Togo national football team attack

Togo national football team bus attack
LocationCabinda.png
Cabinda (green)
LocationCabinda Province, Angola
Date8 January 2010
TargetTogolese National Football Team and Angolan National Armed Forces
Deaths3[1]
Non-fatal injuries
9
PerpetratorsFront for the Liberation of the Enclave of Cabinda-Military Position (FLEC-PM)

The Togo national football team bus attack was a terrorist attack that occurred on 8 January 2010 as the Togo national football team traveled through the Angolan province of Cabinda on the way to the 2010 Africa Cup of Nations tournament, which began on 10 January.[2] A little-known offshoot of the Front for the Liberation of the Enclave of Cabinda (FLEC), a group promoting independence for the province of Cabinda, known as the Front for the Liberation of the Enclave of Cabinda – Military Position (FLEC-PM), claimed responsibility for the attack.[3] Bus driver Mário Adjoua, the team's assistant manager Abalo Amelete, and media officer Stanislas Ocloo were killed, with several others injured.[4] Secretary General of the FLEC-PM Rodrigues Mingas, currently exiled in France, claimed the attack was not aimed at the Togolese players but at the Angolan forces at the head of the convoy.[3] Authorities reported two suspects were detained in connection with the attacks.[5]
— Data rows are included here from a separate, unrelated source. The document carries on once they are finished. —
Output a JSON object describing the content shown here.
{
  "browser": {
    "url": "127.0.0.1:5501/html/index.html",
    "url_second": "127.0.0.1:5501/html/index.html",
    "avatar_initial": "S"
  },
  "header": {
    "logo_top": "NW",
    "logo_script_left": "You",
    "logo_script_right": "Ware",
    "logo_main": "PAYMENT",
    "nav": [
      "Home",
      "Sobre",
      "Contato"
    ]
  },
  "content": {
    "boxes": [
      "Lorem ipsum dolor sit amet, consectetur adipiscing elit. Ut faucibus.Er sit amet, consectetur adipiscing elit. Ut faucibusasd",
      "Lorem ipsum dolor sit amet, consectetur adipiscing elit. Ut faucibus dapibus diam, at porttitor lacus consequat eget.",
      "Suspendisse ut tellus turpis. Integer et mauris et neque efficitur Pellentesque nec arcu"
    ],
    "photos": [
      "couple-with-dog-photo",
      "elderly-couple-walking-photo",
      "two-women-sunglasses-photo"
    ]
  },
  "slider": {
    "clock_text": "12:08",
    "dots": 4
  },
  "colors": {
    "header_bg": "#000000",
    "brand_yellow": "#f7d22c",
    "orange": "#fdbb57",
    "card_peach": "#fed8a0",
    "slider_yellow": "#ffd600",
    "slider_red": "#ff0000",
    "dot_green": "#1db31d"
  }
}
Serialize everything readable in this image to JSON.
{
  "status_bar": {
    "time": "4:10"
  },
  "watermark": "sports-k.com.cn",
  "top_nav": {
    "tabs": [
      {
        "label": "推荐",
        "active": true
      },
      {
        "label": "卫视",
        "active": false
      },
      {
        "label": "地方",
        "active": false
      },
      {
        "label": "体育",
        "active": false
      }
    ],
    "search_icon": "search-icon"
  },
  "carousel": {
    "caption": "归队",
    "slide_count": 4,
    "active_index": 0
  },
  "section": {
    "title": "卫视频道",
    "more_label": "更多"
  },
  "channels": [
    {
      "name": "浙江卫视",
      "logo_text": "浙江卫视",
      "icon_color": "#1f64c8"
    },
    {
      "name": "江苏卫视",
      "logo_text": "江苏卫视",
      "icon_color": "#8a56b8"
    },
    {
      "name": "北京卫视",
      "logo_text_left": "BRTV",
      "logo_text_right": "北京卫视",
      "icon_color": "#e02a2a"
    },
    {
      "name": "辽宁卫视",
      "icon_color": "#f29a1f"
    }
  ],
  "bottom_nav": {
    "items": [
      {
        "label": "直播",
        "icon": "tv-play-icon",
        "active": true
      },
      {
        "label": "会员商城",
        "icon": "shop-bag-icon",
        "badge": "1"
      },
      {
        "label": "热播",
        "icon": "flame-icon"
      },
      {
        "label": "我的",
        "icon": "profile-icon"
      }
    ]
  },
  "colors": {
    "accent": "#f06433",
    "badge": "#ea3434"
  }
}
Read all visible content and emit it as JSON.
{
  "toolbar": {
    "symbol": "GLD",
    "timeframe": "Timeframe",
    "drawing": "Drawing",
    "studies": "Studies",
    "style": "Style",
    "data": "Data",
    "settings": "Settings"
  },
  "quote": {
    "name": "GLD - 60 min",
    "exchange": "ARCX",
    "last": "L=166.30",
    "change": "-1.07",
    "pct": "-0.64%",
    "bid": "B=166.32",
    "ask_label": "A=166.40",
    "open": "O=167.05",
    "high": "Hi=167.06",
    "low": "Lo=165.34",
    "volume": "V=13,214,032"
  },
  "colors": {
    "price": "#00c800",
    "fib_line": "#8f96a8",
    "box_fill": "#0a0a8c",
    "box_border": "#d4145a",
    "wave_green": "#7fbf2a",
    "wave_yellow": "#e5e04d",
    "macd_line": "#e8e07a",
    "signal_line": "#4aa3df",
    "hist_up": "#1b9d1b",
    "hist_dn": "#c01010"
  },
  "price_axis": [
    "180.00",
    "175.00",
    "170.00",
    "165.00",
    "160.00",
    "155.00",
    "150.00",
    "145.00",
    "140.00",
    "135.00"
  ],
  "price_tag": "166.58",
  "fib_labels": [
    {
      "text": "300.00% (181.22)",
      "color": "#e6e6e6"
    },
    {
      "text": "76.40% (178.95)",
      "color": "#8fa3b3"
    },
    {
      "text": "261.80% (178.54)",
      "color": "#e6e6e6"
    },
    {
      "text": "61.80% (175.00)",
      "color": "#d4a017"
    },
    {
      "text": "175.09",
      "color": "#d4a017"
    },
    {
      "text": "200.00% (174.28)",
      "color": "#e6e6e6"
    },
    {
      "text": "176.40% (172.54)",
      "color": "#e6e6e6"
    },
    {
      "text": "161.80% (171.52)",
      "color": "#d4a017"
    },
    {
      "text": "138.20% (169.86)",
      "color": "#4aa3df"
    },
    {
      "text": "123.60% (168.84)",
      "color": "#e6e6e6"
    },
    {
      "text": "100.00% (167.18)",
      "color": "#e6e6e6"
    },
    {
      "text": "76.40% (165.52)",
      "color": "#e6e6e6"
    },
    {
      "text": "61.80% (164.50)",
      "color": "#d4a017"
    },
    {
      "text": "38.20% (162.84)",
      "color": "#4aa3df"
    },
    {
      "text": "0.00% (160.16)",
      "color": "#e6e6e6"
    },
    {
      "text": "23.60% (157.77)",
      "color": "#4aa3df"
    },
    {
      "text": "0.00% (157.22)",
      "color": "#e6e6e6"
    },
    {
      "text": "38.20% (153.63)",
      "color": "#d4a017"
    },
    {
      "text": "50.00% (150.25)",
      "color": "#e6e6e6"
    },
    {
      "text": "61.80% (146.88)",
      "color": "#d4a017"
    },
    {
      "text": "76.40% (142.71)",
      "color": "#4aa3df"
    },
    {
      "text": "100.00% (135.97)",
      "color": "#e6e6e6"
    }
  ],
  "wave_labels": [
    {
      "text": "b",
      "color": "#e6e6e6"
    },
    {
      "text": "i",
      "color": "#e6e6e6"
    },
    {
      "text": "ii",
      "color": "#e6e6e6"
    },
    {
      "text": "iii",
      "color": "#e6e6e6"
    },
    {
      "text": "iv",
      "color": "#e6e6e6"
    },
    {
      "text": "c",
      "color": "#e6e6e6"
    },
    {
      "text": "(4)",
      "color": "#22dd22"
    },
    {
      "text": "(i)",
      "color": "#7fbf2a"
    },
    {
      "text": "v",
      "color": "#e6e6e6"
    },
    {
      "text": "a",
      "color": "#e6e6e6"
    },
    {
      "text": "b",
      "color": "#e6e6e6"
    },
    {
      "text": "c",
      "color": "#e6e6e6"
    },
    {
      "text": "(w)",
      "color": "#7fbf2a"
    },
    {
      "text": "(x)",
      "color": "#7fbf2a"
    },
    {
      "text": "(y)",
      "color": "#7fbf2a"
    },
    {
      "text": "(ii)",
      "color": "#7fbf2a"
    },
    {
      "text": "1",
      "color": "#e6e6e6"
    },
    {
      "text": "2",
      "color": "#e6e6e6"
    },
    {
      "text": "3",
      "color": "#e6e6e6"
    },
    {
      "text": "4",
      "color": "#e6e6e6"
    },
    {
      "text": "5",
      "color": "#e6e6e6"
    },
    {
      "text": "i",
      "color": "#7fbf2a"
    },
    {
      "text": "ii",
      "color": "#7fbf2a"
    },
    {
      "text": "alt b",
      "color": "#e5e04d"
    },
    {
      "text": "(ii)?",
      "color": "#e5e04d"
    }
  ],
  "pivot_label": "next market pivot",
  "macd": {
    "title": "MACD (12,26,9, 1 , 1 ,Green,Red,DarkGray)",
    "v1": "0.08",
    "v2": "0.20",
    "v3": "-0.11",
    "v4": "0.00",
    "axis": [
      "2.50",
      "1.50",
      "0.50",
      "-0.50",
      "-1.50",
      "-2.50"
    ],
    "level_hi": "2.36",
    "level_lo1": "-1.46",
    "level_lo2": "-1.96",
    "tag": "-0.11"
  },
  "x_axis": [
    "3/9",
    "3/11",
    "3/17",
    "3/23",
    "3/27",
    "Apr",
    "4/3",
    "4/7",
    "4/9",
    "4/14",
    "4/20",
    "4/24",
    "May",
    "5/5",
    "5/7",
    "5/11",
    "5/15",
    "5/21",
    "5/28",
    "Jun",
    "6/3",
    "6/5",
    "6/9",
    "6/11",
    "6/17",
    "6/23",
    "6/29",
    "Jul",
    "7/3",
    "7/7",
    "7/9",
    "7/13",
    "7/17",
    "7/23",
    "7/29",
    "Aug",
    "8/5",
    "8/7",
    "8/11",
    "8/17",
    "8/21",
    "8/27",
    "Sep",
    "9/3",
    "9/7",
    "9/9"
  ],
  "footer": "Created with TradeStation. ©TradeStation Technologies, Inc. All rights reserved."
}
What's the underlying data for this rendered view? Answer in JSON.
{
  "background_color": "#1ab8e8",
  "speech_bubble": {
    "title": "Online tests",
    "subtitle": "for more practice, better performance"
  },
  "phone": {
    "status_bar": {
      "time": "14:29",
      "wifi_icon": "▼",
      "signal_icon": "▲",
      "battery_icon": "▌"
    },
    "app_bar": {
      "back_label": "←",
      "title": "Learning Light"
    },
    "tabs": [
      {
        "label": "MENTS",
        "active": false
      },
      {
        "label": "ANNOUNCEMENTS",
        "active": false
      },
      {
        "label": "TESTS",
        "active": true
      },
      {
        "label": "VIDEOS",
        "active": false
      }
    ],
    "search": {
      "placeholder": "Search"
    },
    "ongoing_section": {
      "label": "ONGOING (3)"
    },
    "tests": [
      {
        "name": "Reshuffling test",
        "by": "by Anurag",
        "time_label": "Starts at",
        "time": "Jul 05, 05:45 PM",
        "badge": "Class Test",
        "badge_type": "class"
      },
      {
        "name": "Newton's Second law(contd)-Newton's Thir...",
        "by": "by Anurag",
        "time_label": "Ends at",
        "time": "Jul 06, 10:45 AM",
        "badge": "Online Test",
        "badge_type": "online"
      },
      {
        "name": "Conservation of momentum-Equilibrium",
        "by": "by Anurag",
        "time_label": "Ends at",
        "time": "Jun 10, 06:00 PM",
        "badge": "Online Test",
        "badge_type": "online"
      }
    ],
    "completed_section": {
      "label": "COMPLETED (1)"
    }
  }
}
Attack

Map of Cabinda, an Angolan exclave. The main part of Angola is to the south east with the Democratic Republic of Congo in between (labelled on the map with its former name Zaire).

On 8 January 2010, the Togo national team bus was attacked by gunmen as it traveled through the Angolan province of Cabinda for the Africa Cup of Nations.[6] The bus came under machine gun fire just after it had crossed the border from the Republic of the Congo into the Angolan exclave province of Cabinda.[7] All of Togo's initial Group B games were to take place in the Estádio Nacional do Chiazi stadium in Cabinda.

According to rebel leader Mingas, the attack was carried out by his Commander Sametonne who claimed 15 FLEC fighters participated in the ambush.[8] The siege lasted for at least 30 minutes.[9] The bus driver, Mário Adjoua, was killed,[10] cutting off all possible means of escape.[9] The passengers hid beneath the seats. A security team of around 10 men in two cars travelling with the team returned the attackers' fire.[11]

FC Vaslui defender Serge Akakpo was badly wounded by bullets and lost blood,[12] as was goalkeeper Kodjovi Obilalé.[11] Alongside both players, Vice-President Gabriel Ameyi of the Fédération Togolaise de Football and seven members including a journalist and two team doctors were wounded.[13] Emmanuel Adebayor said the attack was, "one of the worst things I've ever been through in my life."[9] He had to carry his screaming teammates into the hospital as he was one of those least affected. Thomas Dossevi said, "It was a real hell. Twenty minutes of shots, of blood and fear," and Richmond Forson said, "The bus carrying the luggage was riddled.[14] Maybe they thought we were there. Then they opened fire, even against our coaches. It was terrible."[9] Dossevi said the team was "machine-gunned, like dogs."[9][15]

The Angolan separatist guerrilla group Front for the Liberation of the Enclave of Cabinda (FLEC) has claimed responsibility for the attack.[16] A statement signed by FLEC's secretary general Rodrigues Mingas said, "This operation is just the start of a series of planned actions that will continue to take place in the whole territory of Cabinda."[17] French Foreign Ministry spokesperson, Bernard Valero said that "inciting violence is totally unacceptable" and Mingas could be prosecuted under French laws for making such statements.[8] A larger offshoot group known as Armed Forces of Cabinda (FLEC-FAC) also claimed the responsibility. The leader of the group Jean-Claude N'Zita dismissed Mingas' faction as opportunist.[18]

Victims

Three people were killed and nine injured.[19]

Dead
Wounded
  • Kodjovi Obilalé[24] – was shot in the lower back. The bullet split into several pieces making its way into his stomach. The goalkeeper's condition was reportedly stabilized on 11 January. South African doctors suggested leaving bullet fragments in his stomach since the operation to remove them would possibly cause more damage.[25]
  • Serge Akakpo[26]
  • Hubert Velud[27]—Manager[28]
  • Waké Nibombé
  • Elista Kodjo Lano
  • Divinelae Amevor – physiotherapist
  • Tadafame Wadja – doctor